Head and neck cancer is a term used to describe a range of malignant, or cancerous, tumors that can appear in or around the throat, larynx, nose, sinuses and mouth.
Most head and neck cancers are squamous cell carcinomas, meaning they are in the flat, squamous cells that make up the thin, surface layer of the structures in the head and neck. If a cancer is limited to the squamous layer of the cells, is it called carcinoma in situ. If the cancer has grown beyond this cell layer and moved into deeper tissue, then it is called invasive squamous cell carcinoma.
There are five main types of head and neck cancer named by the part of the body where they begin:
- Laryngeal and hypopharyngeal cancer
- Nasal cavity and paranasal sinus cancer
- Nasopharyngeal cancer
- Oral and orapharyngeal cancer

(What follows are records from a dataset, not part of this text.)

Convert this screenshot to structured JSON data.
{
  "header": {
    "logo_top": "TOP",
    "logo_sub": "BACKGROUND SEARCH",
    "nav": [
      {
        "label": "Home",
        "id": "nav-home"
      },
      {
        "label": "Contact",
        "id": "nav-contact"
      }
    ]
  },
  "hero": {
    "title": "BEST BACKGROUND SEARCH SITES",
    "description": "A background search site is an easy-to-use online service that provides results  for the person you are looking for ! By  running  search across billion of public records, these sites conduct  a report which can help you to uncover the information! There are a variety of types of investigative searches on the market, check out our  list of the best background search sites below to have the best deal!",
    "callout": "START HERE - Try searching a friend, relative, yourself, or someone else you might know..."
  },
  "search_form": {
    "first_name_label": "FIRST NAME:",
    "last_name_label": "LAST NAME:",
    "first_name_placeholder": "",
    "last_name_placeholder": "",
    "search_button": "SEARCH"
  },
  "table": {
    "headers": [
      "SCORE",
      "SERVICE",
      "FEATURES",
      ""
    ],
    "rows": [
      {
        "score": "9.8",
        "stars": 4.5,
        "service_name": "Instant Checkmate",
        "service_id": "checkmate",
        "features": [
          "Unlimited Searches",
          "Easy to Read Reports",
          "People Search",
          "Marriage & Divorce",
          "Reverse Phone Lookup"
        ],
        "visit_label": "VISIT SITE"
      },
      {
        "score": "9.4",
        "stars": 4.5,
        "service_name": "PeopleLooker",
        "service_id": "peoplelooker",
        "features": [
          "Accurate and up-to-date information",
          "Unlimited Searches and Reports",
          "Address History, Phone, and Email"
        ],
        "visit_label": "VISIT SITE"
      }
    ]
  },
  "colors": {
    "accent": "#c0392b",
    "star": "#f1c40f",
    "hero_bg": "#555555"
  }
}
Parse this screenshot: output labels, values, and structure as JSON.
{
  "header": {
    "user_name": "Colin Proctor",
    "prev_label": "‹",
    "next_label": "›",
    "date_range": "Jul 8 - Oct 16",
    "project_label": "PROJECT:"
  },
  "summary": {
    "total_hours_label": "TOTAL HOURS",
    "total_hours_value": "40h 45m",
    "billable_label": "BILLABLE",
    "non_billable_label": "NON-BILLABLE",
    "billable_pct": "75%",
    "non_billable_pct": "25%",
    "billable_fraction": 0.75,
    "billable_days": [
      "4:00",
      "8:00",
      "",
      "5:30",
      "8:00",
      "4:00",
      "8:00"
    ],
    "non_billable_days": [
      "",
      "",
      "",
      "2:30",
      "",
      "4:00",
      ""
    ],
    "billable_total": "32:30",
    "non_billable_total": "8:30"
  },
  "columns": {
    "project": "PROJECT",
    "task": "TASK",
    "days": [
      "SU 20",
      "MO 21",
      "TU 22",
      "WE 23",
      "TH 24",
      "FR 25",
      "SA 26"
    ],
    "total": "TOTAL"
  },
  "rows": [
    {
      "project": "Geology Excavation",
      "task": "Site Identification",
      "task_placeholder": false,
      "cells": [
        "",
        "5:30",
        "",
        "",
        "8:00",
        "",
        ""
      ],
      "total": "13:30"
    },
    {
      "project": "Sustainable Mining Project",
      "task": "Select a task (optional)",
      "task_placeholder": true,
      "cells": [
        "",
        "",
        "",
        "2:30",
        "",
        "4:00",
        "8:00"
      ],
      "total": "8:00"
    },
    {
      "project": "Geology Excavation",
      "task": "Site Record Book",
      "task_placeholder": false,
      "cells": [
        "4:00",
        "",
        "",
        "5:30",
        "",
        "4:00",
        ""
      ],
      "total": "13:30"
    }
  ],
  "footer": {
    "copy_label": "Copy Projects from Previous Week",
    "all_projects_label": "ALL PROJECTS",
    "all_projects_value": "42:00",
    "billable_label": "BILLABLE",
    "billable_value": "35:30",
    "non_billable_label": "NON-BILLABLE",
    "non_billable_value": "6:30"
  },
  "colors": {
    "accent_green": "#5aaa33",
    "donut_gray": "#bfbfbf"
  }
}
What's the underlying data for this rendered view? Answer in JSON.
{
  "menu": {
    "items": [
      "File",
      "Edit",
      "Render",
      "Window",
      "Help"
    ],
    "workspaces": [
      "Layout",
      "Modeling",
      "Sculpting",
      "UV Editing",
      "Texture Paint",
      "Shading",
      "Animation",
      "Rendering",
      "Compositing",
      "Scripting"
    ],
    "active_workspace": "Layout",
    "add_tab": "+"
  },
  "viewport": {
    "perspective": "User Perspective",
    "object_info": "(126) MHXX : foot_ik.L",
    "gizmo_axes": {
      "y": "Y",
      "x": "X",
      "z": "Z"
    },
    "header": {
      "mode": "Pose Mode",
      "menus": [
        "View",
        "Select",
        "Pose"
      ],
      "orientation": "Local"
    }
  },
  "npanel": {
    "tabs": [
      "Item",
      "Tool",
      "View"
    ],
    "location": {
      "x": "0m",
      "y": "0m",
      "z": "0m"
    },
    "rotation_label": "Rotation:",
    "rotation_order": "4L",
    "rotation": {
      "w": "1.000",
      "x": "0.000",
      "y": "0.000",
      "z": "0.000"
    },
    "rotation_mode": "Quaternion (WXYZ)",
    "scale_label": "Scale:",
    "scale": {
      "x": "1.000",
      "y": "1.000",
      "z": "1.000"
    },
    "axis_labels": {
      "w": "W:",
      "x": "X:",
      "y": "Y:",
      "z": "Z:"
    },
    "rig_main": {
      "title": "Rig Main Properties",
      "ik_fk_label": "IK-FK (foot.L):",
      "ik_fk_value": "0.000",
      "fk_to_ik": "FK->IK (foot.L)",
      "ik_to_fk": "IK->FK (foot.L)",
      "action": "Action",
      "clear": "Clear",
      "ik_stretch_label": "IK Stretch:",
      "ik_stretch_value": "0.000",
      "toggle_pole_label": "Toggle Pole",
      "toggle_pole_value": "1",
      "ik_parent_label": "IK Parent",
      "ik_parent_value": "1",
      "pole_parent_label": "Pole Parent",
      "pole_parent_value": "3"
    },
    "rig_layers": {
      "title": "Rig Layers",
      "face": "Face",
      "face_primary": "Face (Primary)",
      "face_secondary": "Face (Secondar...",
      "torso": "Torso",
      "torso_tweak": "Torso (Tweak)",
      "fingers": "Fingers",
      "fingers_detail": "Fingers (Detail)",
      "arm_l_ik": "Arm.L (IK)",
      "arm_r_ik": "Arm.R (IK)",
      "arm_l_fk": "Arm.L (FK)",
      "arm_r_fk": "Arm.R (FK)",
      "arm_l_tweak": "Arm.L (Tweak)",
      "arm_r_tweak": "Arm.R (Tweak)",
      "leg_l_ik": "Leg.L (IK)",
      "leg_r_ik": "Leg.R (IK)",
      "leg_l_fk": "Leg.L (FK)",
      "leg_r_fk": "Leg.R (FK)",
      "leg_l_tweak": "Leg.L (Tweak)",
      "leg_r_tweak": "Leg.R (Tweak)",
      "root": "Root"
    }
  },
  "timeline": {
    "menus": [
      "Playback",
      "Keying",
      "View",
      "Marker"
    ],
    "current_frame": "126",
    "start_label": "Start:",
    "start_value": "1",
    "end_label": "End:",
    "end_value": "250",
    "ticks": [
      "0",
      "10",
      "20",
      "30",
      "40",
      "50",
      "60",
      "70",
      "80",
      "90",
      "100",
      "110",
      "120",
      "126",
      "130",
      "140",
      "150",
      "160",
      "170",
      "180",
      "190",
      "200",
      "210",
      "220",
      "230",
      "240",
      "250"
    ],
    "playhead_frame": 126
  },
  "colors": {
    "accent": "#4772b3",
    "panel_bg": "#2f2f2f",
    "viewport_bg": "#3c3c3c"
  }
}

- Salivary gland cancer
Last updated: 5/21/2010 4:20:01 PM